for those of us in the 'second wave' of feminism, shulamith firestone's 1970 'dialectic of sex' was crucial. bringing a deep knowledge of marxism to her feminist analysis, she forced her readers to think, to question, to analyze ideas sometimes terrifying in their intellectual scope. she was a fearless writer and thinker, and like all visionaries she was mocked as much as admired. her book came out at the same time as the first of actor shirley maclaine's charming memoirs, and i remember vividly the anger i felt at the highly reputable book critic of the NY Times, who thought it would be amusing to compare the two books. maclaine gave a lovely picture of a liberated life that she and her husband lived, raising their daughter in both america and japan, he explained, while firestone gave ponderous theories of collective child care. he seemed to find nothing ludicrous in comparing the tale of a rich and famous couple with a look at the lives of parents who were lucky if they could both feed and clothe their kids. it was a bit like comparing garrison keeler to karl marx, but after all, this was just female stuff.
over the years, more and more feminist analysis was produced, some as good as firestone's, most at least worthy of reading. and as with all visionary works, some of firestone's visions collided with the specifics of later history. some didn't. some of our history has yet to catch up with her thinking.

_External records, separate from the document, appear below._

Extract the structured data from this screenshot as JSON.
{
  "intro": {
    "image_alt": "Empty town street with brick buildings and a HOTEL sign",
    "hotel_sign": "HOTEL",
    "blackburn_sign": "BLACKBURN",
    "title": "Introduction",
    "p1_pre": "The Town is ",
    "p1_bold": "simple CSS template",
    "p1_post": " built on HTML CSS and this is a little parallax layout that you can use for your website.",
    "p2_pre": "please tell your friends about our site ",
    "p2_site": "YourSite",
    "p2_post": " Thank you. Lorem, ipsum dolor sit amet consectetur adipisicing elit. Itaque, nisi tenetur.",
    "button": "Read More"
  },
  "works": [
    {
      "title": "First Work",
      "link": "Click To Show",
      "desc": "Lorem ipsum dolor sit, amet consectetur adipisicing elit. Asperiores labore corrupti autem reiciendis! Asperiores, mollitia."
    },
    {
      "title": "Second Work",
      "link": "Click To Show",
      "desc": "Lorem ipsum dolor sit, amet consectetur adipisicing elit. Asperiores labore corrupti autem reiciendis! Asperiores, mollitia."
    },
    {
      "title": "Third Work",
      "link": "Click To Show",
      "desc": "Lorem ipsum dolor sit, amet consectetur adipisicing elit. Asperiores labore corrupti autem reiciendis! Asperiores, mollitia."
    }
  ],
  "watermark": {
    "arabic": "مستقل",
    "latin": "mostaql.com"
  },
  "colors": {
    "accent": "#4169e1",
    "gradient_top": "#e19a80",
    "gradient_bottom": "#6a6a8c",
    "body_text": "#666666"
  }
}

she never had a happy life, to my knowledge, and certainly not an easy one. she died fairly young, at 67, after bouts with various illnesses. we were lucky to have her as long as we did.
anyone younger who is interested in feminism and in real feminist theory should read her; all these years later, there are still few among us with the courage to explore the unknown frontiers of her theory. sad that she's gone, and i hope there is peace after this life and that she has found it.